● PROBLEM DESCRIPTION: Reading the listing that follows, count the lines where "JSON" appears, and answer with only that count.

● INPUT:
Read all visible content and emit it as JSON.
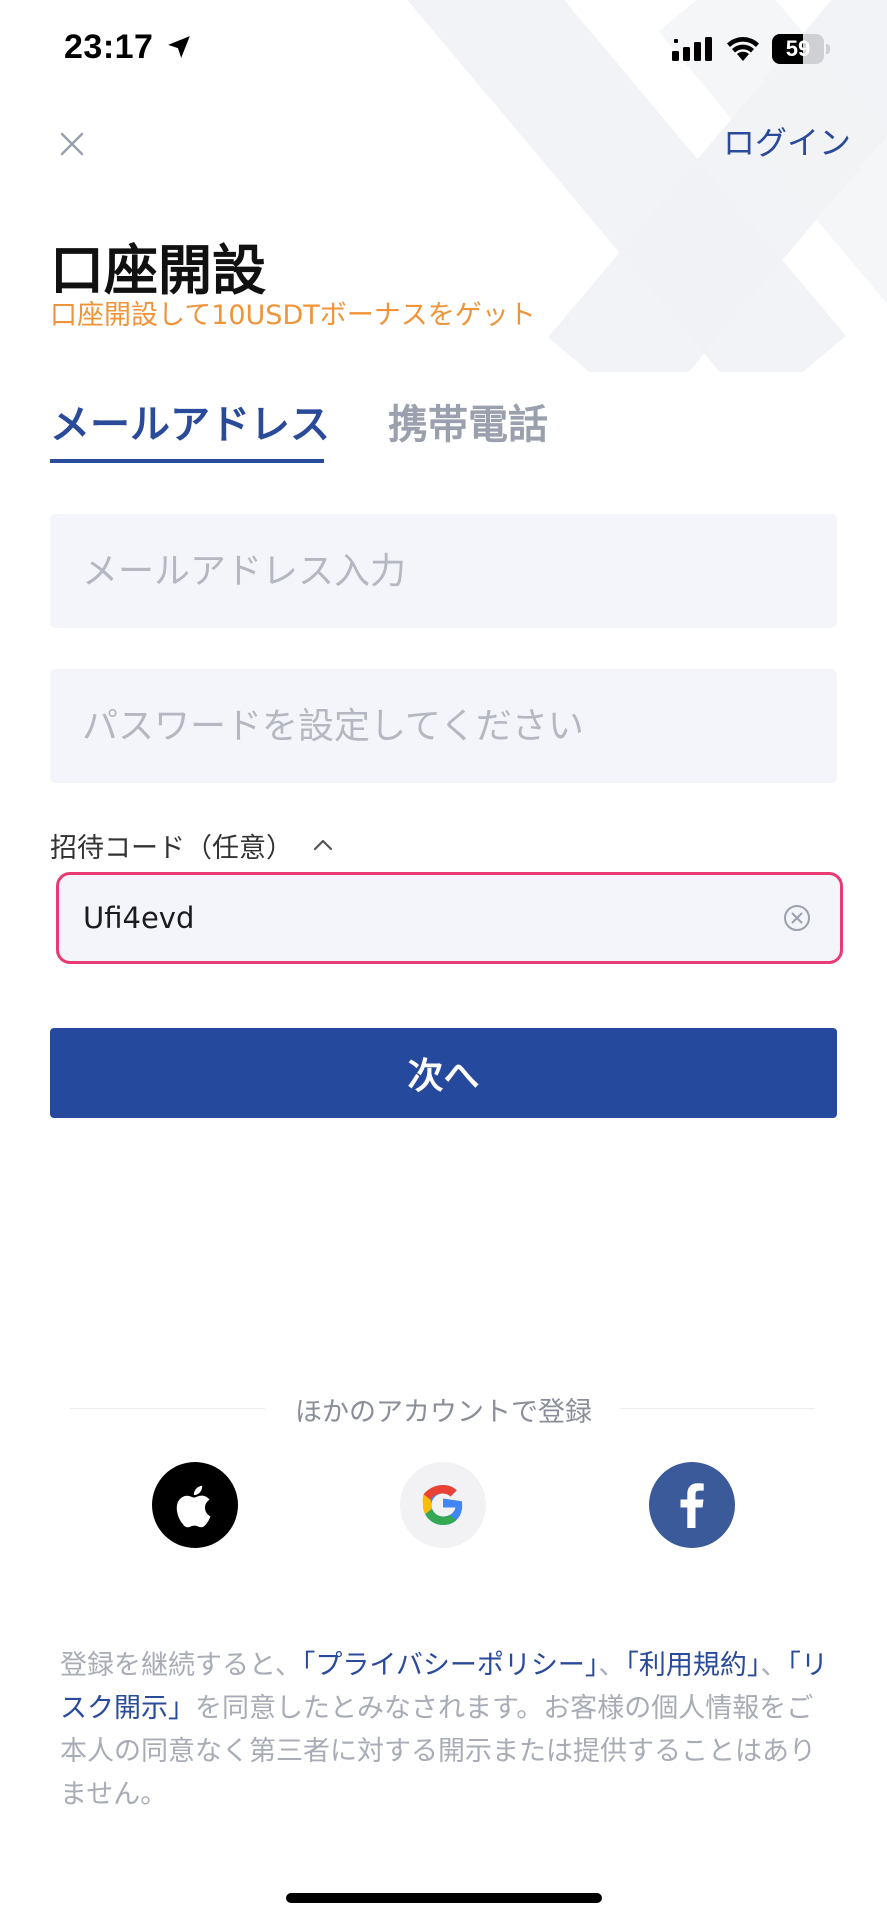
{
  "status_bar": {
    "time": "23:17",
    "battery_level": "59",
    "battery_fraction": 0.59,
    "icons": [
      "location-arrow-icon",
      "signal-icon",
      "wifi-icon",
      "battery-icon"
    ]
  },
  "header": {
    "close_icon": "close-icon",
    "login_label": "ログイン",
    "title": "口座開設",
    "subtitle": "口座開設して10USDTボーナスをゲット"
  },
  "tabs": [
    {
      "label": "メールアドレス",
      "active": true
    },
    {
      "label": "携帯電話",
      "active": false
    }
  ],
  "form": {
    "email_placeholder": "メールアドレス入力",
    "email_value": "",
    "password_placeholder": "パスワードを設定してください",
    "password_value": "",
    "invite_label": "招待コード（任意）",
    "invite_toggle_icon": "chevron-up-icon",
    "invite_value": "Ufi4evd",
    "clear_icon": "clear-circle-icon",
    "next_label": "次へ"
  },
  "social": {
    "label": "ほかのアカウントで登録",
    "providers": [
      {
        "name": "Apple",
        "icon": "apple-icon"
      },
      {
        "name": "Google",
        "icon": "google-icon"
      },
      {
        "name": "Facebook",
        "icon": "facebook-icon"
      }
    ]
  },
  "legal": {
    "prefix": "登録を継続すると、",
    "privacy_link": "「プライバシーポリシー」",
    "separator1": "、",
    "terms_link": "「利用規約」",
    "separator2": "、",
    "risk_link": "「リスク開示」",
    "suffix": "を同意したとみなされます。お客様の個人情報をご本人の同意なく第三者に対する開示または提供することはありません。"
  },
  "colors": {
    "brand_blue": "#254a9d",
    "link_blue": "#2a4a9a",
    "accent_orange": "#f0943a",
    "highlight_pink": "#e93a74",
    "input_bg": "#f4f5fa",
    "muted_text": "#a8acb6"
  }
}
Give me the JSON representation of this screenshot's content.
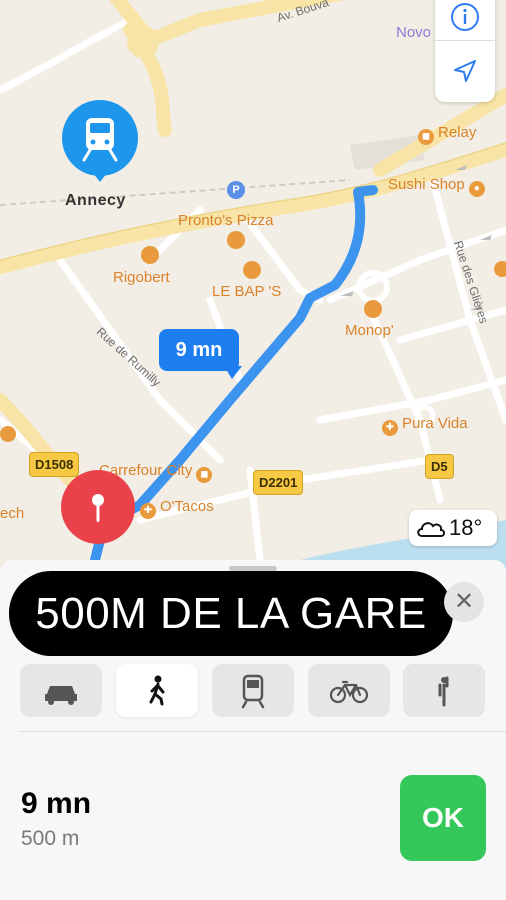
{
  "map": {
    "station": {
      "name": "Annecy"
    },
    "eta_bubble": "9 mn",
    "pois": [
      {
        "name": "Relay"
      },
      {
        "name": "Sushi Shop"
      },
      {
        "name": "Pronto's Pizza"
      },
      {
        "name": "Rigobert"
      },
      {
        "name": "LE BAP 'S"
      },
      {
        "name": "Monop'"
      },
      {
        "name": "Pura Vida"
      },
      {
        "name": "Carrefour City"
      },
      {
        "name": "O'Tacos"
      },
      {
        "name": "Novo"
      },
      {
        "name": "ech"
      }
    ],
    "streets": [
      "Av. Bouva",
      "Rue de Rumilly",
      "Rue des Glières"
    ],
    "road_badges": [
      "D1508",
      "D2201",
      "D5"
    ],
    "weather": {
      "temp": "18°",
      "icon": "cloud-icon"
    },
    "controls": [
      {
        "icon": "info-icon"
      },
      {
        "icon": "location-arrow-icon"
      }
    ],
    "colors": {
      "route": "#2d8cf0",
      "station": "#1e96ec",
      "destination": "#e9424b",
      "poi": "#d9822b"
    }
  },
  "sheet": {
    "caption": "500M DE LA GARE",
    "transport_modes": [
      {
        "name": "car",
        "icon": "car-icon",
        "selected": false
      },
      {
        "name": "walk",
        "icon": "walk-icon",
        "selected": true
      },
      {
        "name": "transit",
        "icon": "train-icon",
        "selected": false
      },
      {
        "name": "bike",
        "icon": "bicycle-icon",
        "selected": false
      },
      {
        "name": "rideshare",
        "icon": "person-waving-icon",
        "selected": false
      }
    ],
    "duration": "9 mn",
    "distance": "500 m",
    "ok_label": "OK",
    "colors": {
      "ok": "#34c759"
    }
  }
}
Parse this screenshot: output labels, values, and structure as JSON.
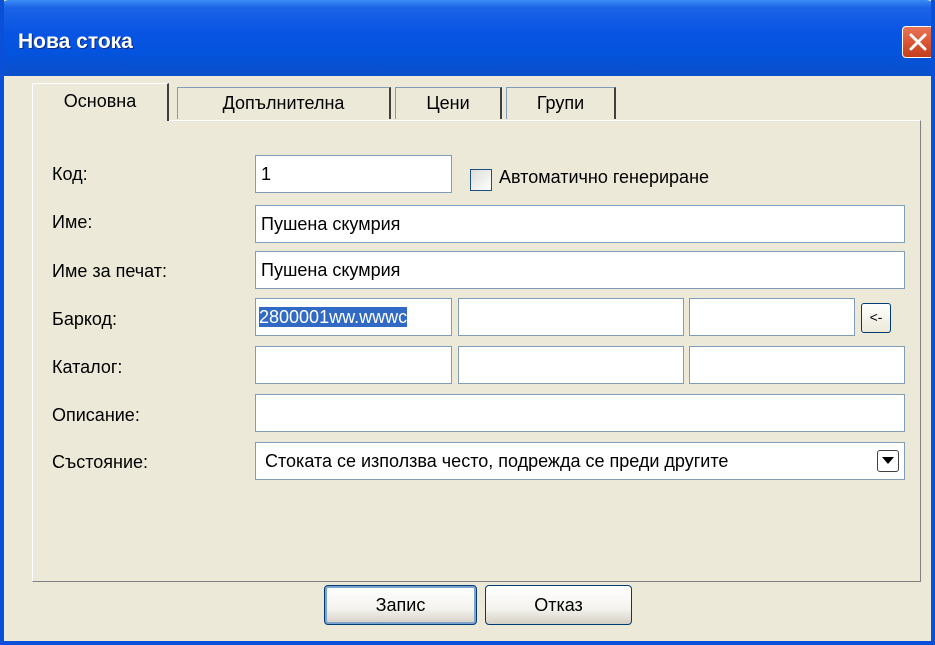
{
  "window": {
    "title": "Нова стока"
  },
  "tabs": [
    {
      "label": "Основна",
      "active": true
    },
    {
      "label": "Допълнителна",
      "active": false
    },
    {
      "label": "Цени",
      "active": false
    },
    {
      "label": "Групи",
      "active": false
    }
  ],
  "form": {
    "code": {
      "label": "Код:",
      "value": "1"
    },
    "auto_generate": {
      "label": "Автоматично генериране",
      "checked": false
    },
    "name": {
      "label": "Име:",
      "value": "Пушена скумрия"
    },
    "print_name": {
      "label": "Име за печат:",
      "value": "Пушена скумрия"
    },
    "barcode": {
      "label": "Баркод:",
      "values": [
        "2800001ww.wwwc",
        "",
        ""
      ],
      "button_label": "<-"
    },
    "catalog": {
      "label": "Каталог:",
      "values": [
        "",
        "",
        ""
      ]
    },
    "description": {
      "label": "Описание:",
      "value": ""
    },
    "status": {
      "label": "Състояние:",
      "value": "Стоката се използва често, подрежда се преди другите"
    }
  },
  "buttons": {
    "save": "Запис",
    "cancel": "Отказ"
  },
  "colors": {
    "titlebar": "#0754e3",
    "face": "#ece9d8",
    "selection": "#316ac5",
    "close": "#d7502e"
  }
}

● WRITTEN SOLUTION: 3